Russian authorities through the Ministry of Defense and other official organs have put forth their own versions of the tragedy, claiming either (1) Ukrainian military jet shot down the Boeing, or (2) a Ukrainian missile was launched from Ukrainian-held territory. The Kremlin has attempted not only to avert blame but it has also sought to subvert the overwhelming evidence pointing to its own involvement. Analyzing each claim, Bellingcat has systematically refuted all of Russia’s attempts. In fact, Bellingcat not only established Russia’s claims to be false, but in some cases it has proven that Russia’s Ministry of Defense provided fabricated satellite images to support its erroneous accusations.
“Alternative scenarios presented by the Russian Ministry of Defense and Almaz-Antey are at best deeply flawed, and at worst show a deliberate attempt to mislead using fabricated evidence.”
You can read Euromaidan Press for a detailed summary of the evidence here.
It’s interesting to note the similarities between Russia’s official denials in involvement in the MH17 disaster and what we now recognize as familiar patterns of Kremlin tactical information warfare. Blame your enemies, confuse the public, deny, lie and fabricate evidence, slur critics. Here, the Kremlin has hit several birds with the same missile, as it were. In blaming Ukraine, the Kremlin not only blames someone else for its criminal involvement, it has managed to use a horrific tragedy as another convenient opportunity to further malign its recent enemy, Ukraine.

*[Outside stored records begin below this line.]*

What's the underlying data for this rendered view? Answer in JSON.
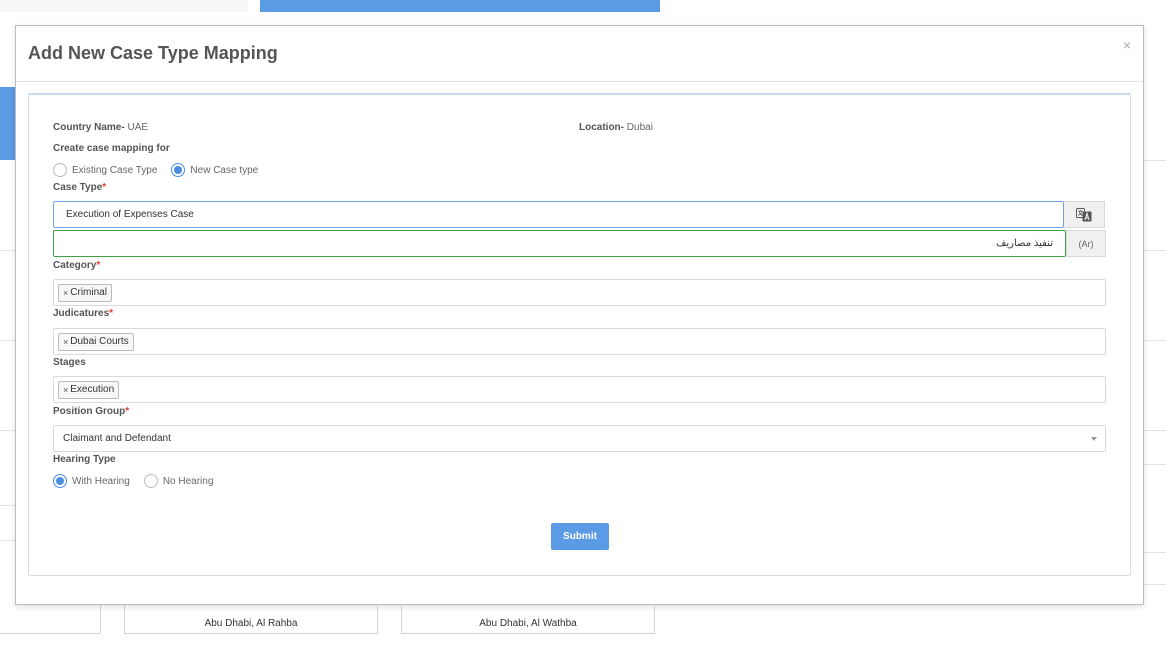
{
  "modal": {
    "title": "Add New Case Type Mapping",
    "close_glyph": "×"
  },
  "country": {
    "label": "Country Name-",
    "value": "UAE"
  },
  "location": {
    "label": "Location-",
    "value": "Dubai"
  },
  "mapping": {
    "label": "Create case mapping for",
    "options": [
      {
        "label": "Existing Case Type",
        "selected": false
      },
      {
        "label": "New Case type",
        "selected": true
      }
    ]
  },
  "case_type": {
    "label": "Case Type",
    "required_mark": "*",
    "value_en": "Execution of Expenses Case",
    "value_ar": "تنفيذ مصاريف",
    "ar_addon": "(Ar)",
    "translate_icon": "translate-icon"
  },
  "category": {
    "label": "Category",
    "required_mark": "*",
    "tags": [
      "Criminal"
    ]
  },
  "judicatures": {
    "label": "Judicatures",
    "required_mark": "*",
    "tags": [
      "Dubai Courts"
    ]
  },
  "stages": {
    "label": "Stages",
    "tags": [
      "Execution"
    ]
  },
  "position_group": {
    "label": "Position Group",
    "required_mark": "*",
    "value": "Claimant and Defendant"
  },
  "hearing_type": {
    "label": "Hearing Type",
    "options": [
      {
        "label": "With Hearing",
        "selected": true
      },
      {
        "label": "No Hearing",
        "selected": false
      }
    ]
  },
  "submit_label": "Submit",
  "tag_remove_glyph": "×",
  "background": {
    "cards": [
      "Abu Dhabi, Al Rahba",
      "Abu Dhabi, Al Wathba"
    ]
  },
  "colors": {
    "accent": "#5b9be6",
    "required": "#e53935",
    "valid_border": "#43a047"
  }
}
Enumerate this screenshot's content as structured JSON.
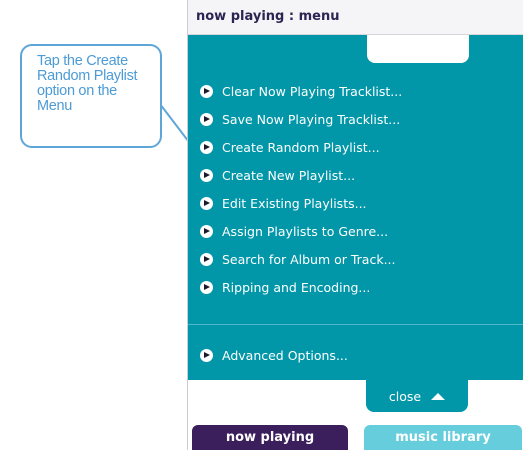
{
  "callout": {
    "text": "Tap the Create Random Playlist option on the Menu"
  },
  "header": {
    "title": "now playing : menu"
  },
  "menu": {
    "items": [
      {
        "label": "Clear Now Playing Tracklist..."
      },
      {
        "label": "Save Now Playing Tracklist..."
      },
      {
        "label": "Create Random Playlist..."
      },
      {
        "label": "Create New Playlist..."
      },
      {
        "label": "Edit Existing Playlists..."
      },
      {
        "label": "Assign Playlists to Genre..."
      },
      {
        "label": "Search for Album or Track..."
      },
      {
        "label": "Ripping and Encoding..."
      }
    ],
    "advanced": {
      "label": "Advanced Options..."
    },
    "close_label": "close"
  },
  "tabs": {
    "now_playing": "now playing",
    "music_library": "music library"
  },
  "colors": {
    "menu_bg": "#0297a8",
    "callout": "#4c9bd6",
    "tab_now_playing": "#3b1e5c",
    "tab_music_library": "#66cddc"
  },
  "icons": {
    "bullet": "play-arrow-icon",
    "close": "triangle-up-icon"
  }
}
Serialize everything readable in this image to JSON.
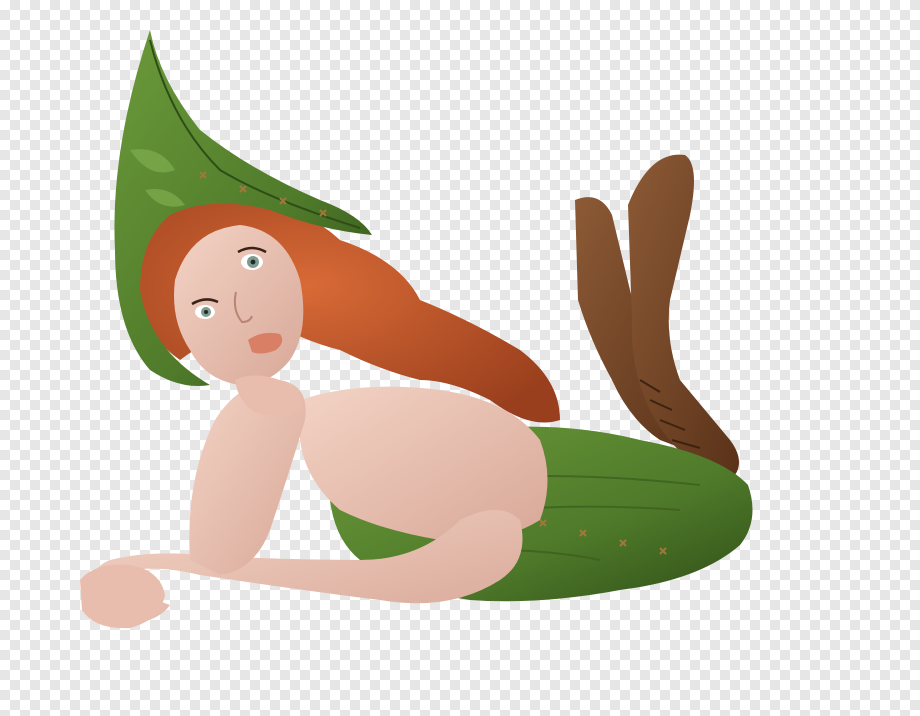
{
  "palette": {
    "checker_light": "#ffffff",
    "checker_dark": "#e6e6e6",
    "leaf_green": "#4f7a2a",
    "leaf_dark": "#2f4d17",
    "hair": "#c4592b",
    "hair_dark": "#9a3f1d",
    "skin": "#ecc3b3",
    "skin_shadow": "#c9968a",
    "boot": "#7a4a2c",
    "boot_dark": "#5a3219",
    "lips": "#d97f66",
    "eye": "#7f9a8f"
  }
}
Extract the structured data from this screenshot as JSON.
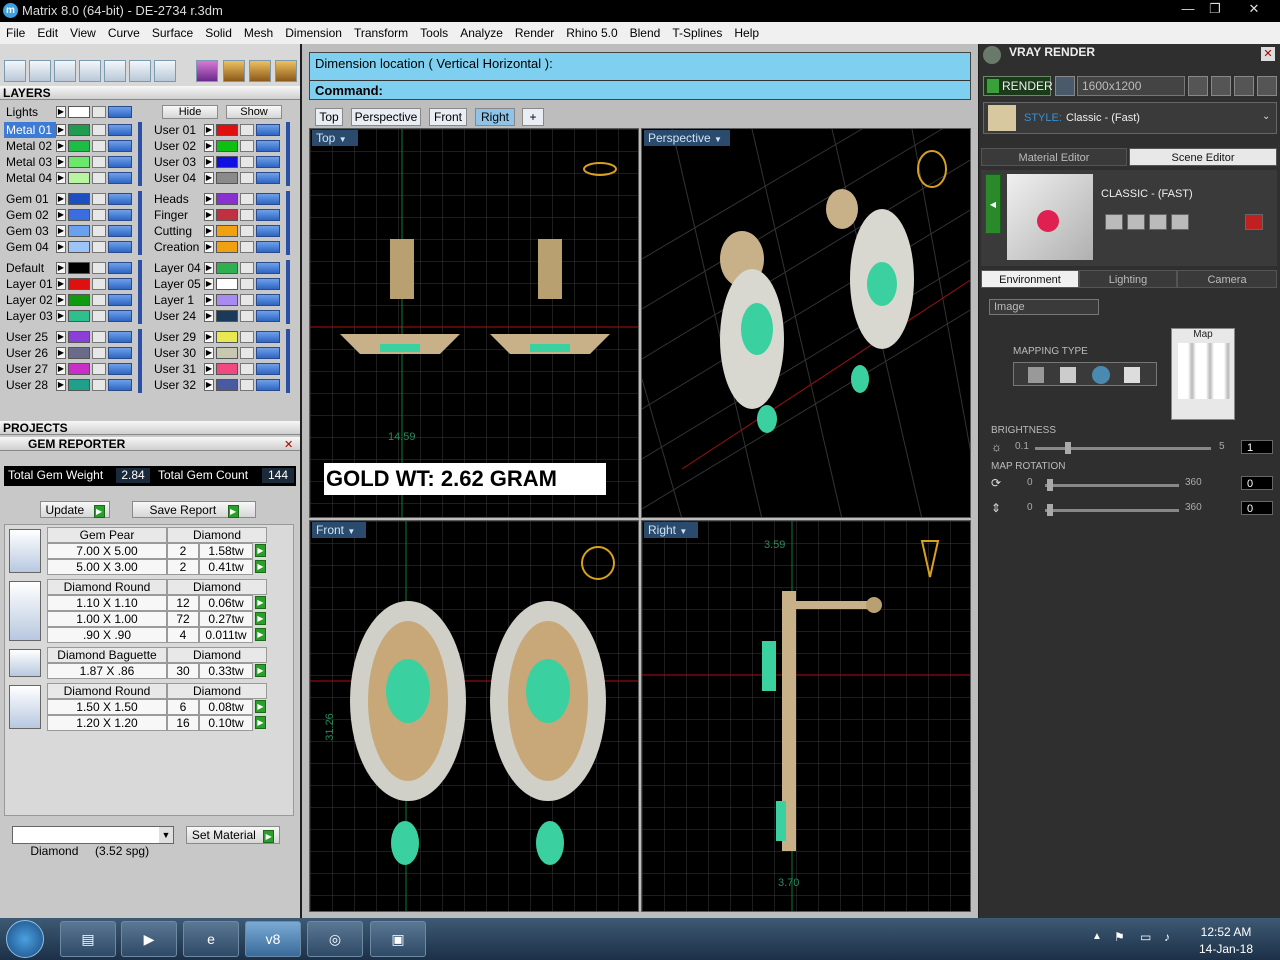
{
  "window": {
    "title": "Matrix 8.0 (64-bit) - DE-2734 r.3dm",
    "app_icon": "m"
  },
  "menu": [
    "File",
    "Edit",
    "View",
    "Curve",
    "Surface",
    "Solid",
    "Mesh",
    "Dimension",
    "Transform",
    "Tools",
    "Analyze",
    "Render",
    "Rhino 5.0",
    "Blend",
    "T-Splines",
    "Help"
  ],
  "layers": {
    "title": "LAYERS",
    "lights_label": "Lights",
    "hide_label": "Hide",
    "show_label": "Show",
    "left_col": [
      {
        "name": "Metal 01",
        "color": "#1f9c4f",
        "sel": true
      },
      {
        "name": "Metal 02",
        "color": "#1bbd44"
      },
      {
        "name": "Metal 03",
        "color": "#6be86b"
      },
      {
        "name": "Metal 04",
        "color": "#b8f5a0"
      },
      {
        "name": "Gem 01",
        "color": "#1e4fc0"
      },
      {
        "name": "Gem 02",
        "color": "#3a6ee0"
      },
      {
        "name": "Gem 03",
        "color": "#6aa0f0"
      },
      {
        "name": "Gem 04",
        "color": "#9cc4f8"
      },
      {
        "name": "Default",
        "color": "#000000"
      },
      {
        "name": "Layer 01",
        "color": "#e01010"
      },
      {
        "name": "Layer 02",
        "color": "#0f9a0f"
      },
      {
        "name": "Layer 03",
        "color": "#2fbf8f"
      },
      {
        "name": "User 25",
        "color": "#8a3fd8"
      },
      {
        "name": "User 26",
        "color": "#6a6a8a"
      },
      {
        "name": "User 27",
        "color": "#c82fc8"
      },
      {
        "name": "User 28",
        "color": "#1fa08a"
      }
    ],
    "right_col": [
      {
        "name": "User 01",
        "color": "#e01010"
      },
      {
        "name": "User 02",
        "color": "#10c010"
      },
      {
        "name": "User 03",
        "color": "#1010e0"
      },
      {
        "name": "User 04",
        "color": "#8a8a8a"
      },
      {
        "name": "Heads",
        "color": "#8a2fd0"
      },
      {
        "name": "Finger",
        "color": "#c03040"
      },
      {
        "name": "Cutting",
        "color": "#f0a010"
      },
      {
        "name": "Creation",
        "color": "#f0a010"
      },
      {
        "name": "Layer 04",
        "color": "#2fb050"
      },
      {
        "name": "Layer 05",
        "color": "#ffffff"
      },
      {
        "name": "Layer 1",
        "color": "#a88af0"
      },
      {
        "name": "User 24",
        "color": "#1a3a5a"
      },
      {
        "name": "User 29",
        "color": "#e8e850"
      },
      {
        "name": "User 30",
        "color": "#c8c8b0"
      },
      {
        "name": "User 31",
        "color": "#f04880"
      },
      {
        "name": "User 32",
        "color": "#4a5aa0"
      }
    ]
  },
  "projects": {
    "title": "PROJECTS"
  },
  "gem_reporter": {
    "title": "GEM REPORTER",
    "weight_label": "Total Gem Weight",
    "weight_value": "2.84",
    "count_label": "Total Gem Count",
    "count_value": "144",
    "update_label": "Update",
    "save_label": "Save Report",
    "groups": [
      {
        "shape": "Gem Pear",
        "material": "Diamond",
        "rows": [
          [
            "7.00 X 5.00",
            "2",
            "1.58tw"
          ],
          [
            "5.00 X 3.00",
            "2",
            "0.41tw"
          ]
        ]
      },
      {
        "shape": "Diamond Round",
        "material": "Diamond",
        "rows": [
          [
            "1.10 X 1.10",
            "12",
            "0.06tw"
          ],
          [
            "1.00 X 1.00",
            "72",
            "0.27tw"
          ],
          [
            ".90 X .90",
            "4",
            "0.011tw"
          ]
        ]
      },
      {
        "shape": "Diamond Baguette",
        "material": "Diamond",
        "rows": [
          [
            "1.87 X .86",
            "30",
            "0.33tw"
          ]
        ]
      },
      {
        "shape": "Diamond Round",
        "material": "Diamond",
        "rows": [
          [
            "1.50 X 1.50",
            "6",
            "0.08tw"
          ],
          [
            "1.20 X 1.20",
            "16",
            "0.10tw"
          ]
        ]
      }
    ],
    "material_select": "Diamond     (3.52 spg)",
    "set_material_label": "Set Material"
  },
  "command": {
    "prompt": "Dimension location ( Vertical  Horizontal ):",
    "command_label": "Command:"
  },
  "view_tabs": [
    "Top",
    "Perspective",
    "Front",
    "Right"
  ],
  "view_tabs_selected": "Right",
  "viewports": {
    "top": {
      "label": "Top",
      "dim": "14.59",
      "annotation": "GOLD WT: 2.62 GRAM"
    },
    "perspective": {
      "label": "Perspective"
    },
    "front": {
      "label": "Front",
      "dim": "31.26"
    },
    "right": {
      "label": "Right",
      "dim_top": "3.59",
      "dim_bottom": "3.70"
    }
  },
  "vray": {
    "title": "VRAY RENDER",
    "render_label": "RENDER",
    "resolution": "1600x1200",
    "style_label": "STYLE:",
    "style_value": "Classic - (Fast)",
    "tabs": [
      "Material Editor",
      "Scene Editor"
    ],
    "preset_name": "CLASSIC - (FAST)",
    "env_tabs": [
      "Environment",
      "Lighting",
      "Camera"
    ],
    "env_select": "Image",
    "map_label": "Map",
    "mapping_type_label": "MAPPING TYPE",
    "brightness_label": "BRIGHTNESS",
    "brightness_min": "0.1",
    "brightness_max": "5",
    "brightness_value": "1",
    "map_rotation_label": "MAP ROTATION",
    "rot1_min": "0",
    "rot1_max": "360",
    "rot1_value": "0",
    "rot2_min": "0",
    "rot2_max": "360",
    "rot2_value": "0"
  },
  "tray": {
    "time": "12:52 AM",
    "date": "14-Jan-18"
  },
  "taskbar_apps": [
    "folder-icon",
    "media-icon",
    "ie-icon",
    "v8-icon",
    "ring-icon",
    "window-icon"
  ]
}
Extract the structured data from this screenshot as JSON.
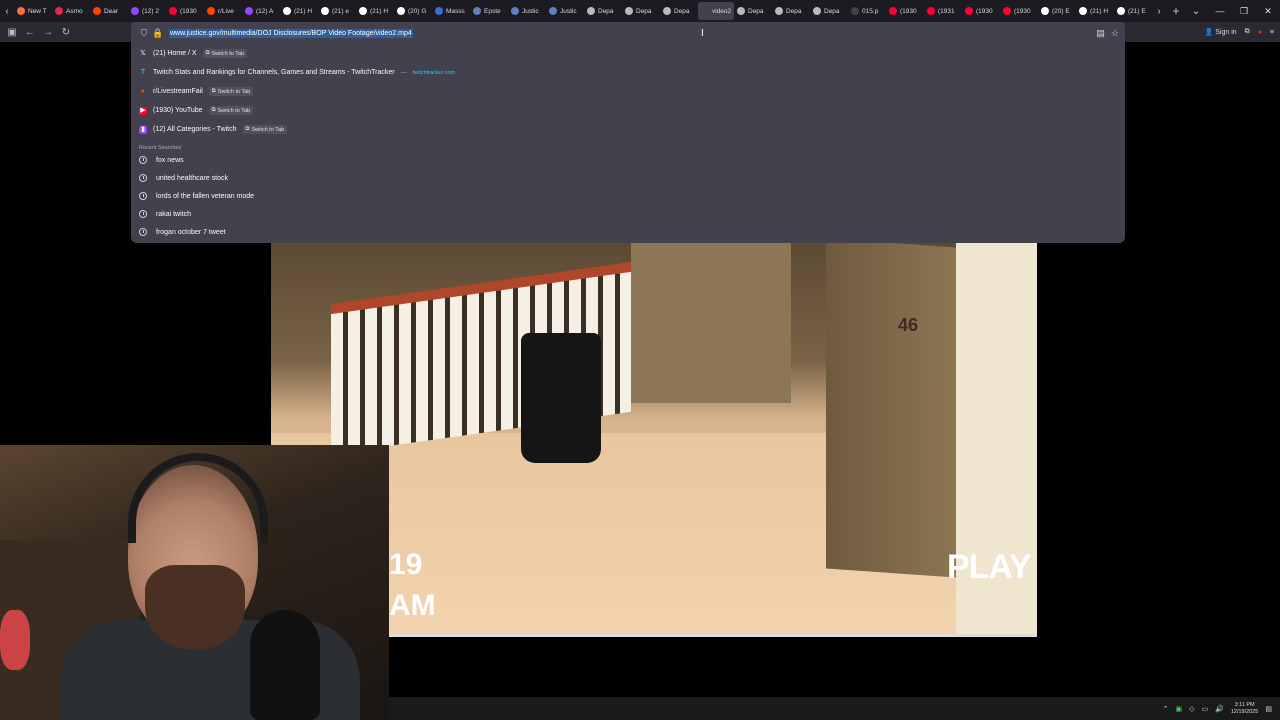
{
  "tabs": [
    {
      "title": "New T",
      "color": "#ff6a3d"
    },
    {
      "title": "Asmo",
      "color": "#e22850"
    },
    {
      "title": "Dear",
      "color": "#ff4500"
    },
    {
      "title": "(12) 2",
      "color": "#9146ff"
    },
    {
      "title": "(1930",
      "color": "#ff0033"
    },
    {
      "title": "r/Live",
      "color": "#ff4500"
    },
    {
      "title": "(12) A",
      "color": "#9146ff"
    },
    {
      "title": "(21) H",
      "color": "#ffffff"
    },
    {
      "title": "(21) e",
      "color": "#ffffff"
    },
    {
      "title": "(21) H",
      "color": "#ffffff"
    },
    {
      "title": "(20) G",
      "color": "#ffffff"
    },
    {
      "title": "Masss",
      "color": "#3b6bd6"
    },
    {
      "title": "Epste",
      "color": "#5f7fbf"
    },
    {
      "title": "Justic",
      "color": "#5f7fbf"
    },
    {
      "title": "Justic",
      "color": "#5f7fbf"
    },
    {
      "title": "Depa",
      "color": "#b9b9b9"
    },
    {
      "title": "Depa",
      "color": "#b9b9b9"
    },
    {
      "title": "Depa",
      "color": "#b9b9b9"
    },
    {
      "title": "video2",
      "color": "#42414d",
      "active": true
    },
    {
      "title": "Depa",
      "color": "#b9b9b9"
    },
    {
      "title": "Depa",
      "color": "#b9b9b9"
    },
    {
      "title": "Depa",
      "color": "#b9b9b9"
    },
    {
      "title": "015.p",
      "color": "#42414d"
    },
    {
      "title": "(1930",
      "color": "#ff0033"
    },
    {
      "title": "(1931",
      "color": "#ff0033"
    },
    {
      "title": "(1930",
      "color": "#ff0033"
    },
    {
      "title": "(1930",
      "color": "#ff0033"
    },
    {
      "title": "(20) E",
      "color": "#ffffff"
    },
    {
      "title": "(21) H",
      "color": "#ffffff"
    },
    {
      "title": "(21) E",
      "color": "#ffffff"
    }
  ],
  "urlbar": {
    "url": "www.justice.gov/multimedia/DOJ Disclosures/BOP Video Footage/video2.mp4"
  },
  "nav": {
    "sign_in": "Sign in"
  },
  "suggestions": [
    {
      "title": "(21) Home / X",
      "icon": "x-icon",
      "switch": "Switch to Tab"
    },
    {
      "title": "Twitch Stats and Rankings for Channels, Games and Streams - TwitchTracker",
      "icon": "twitchtracker-icon",
      "site": "twitchtracker.com"
    },
    {
      "title": "r/LivestreamFail",
      "icon": "reddit-icon",
      "switch": "Switch to Tab"
    },
    {
      "title": "(1930) YouTube",
      "icon": "youtube-icon",
      "switch": "Switch to Tab"
    },
    {
      "title": "(12) All Categories - Twitch",
      "icon": "twitch-icon",
      "switch": "Switch to Tab"
    }
  ],
  "recent_label": "Recent Searches",
  "recent": [
    "fox news",
    "united healthcare stock",
    "lords of the fallen veteran mode",
    "rakai twitch",
    "frogan october 7 tweet"
  ],
  "video": {
    "osd_play": "PLAY",
    "osd_time_a": "19",
    "osd_time_b": "AM",
    "door_number": "46"
  },
  "taskbar": {
    "time": "3:11 PM",
    "date": "12/19/2025"
  }
}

Russia has temporarily succeeded in “changing the subject” from Ukraine and MH17 by undertaking military intervention in Syria. But tomorrow, when the Dutch Report is published, the focus will return to Russia’s behavior in Ukraine. Not surprisingly, Russian media propaganda, which has been taking a break from pounding Ukraine, is already maligning the Report before it even comes out. Russian media has also been attempting to discredit Bellingcat and its ingenious founder Eliot Higgins, calling him an “unqualified clerk.”
Seems that “clerk” has uncovered the truth, despite all of Russia’s efforts, including the now infamous Russian veto of a UN Security Council resolution calling for an international tribunal to investigate MH17. And the truth evidently still stings, even behind the fortress walls of the Kremlin.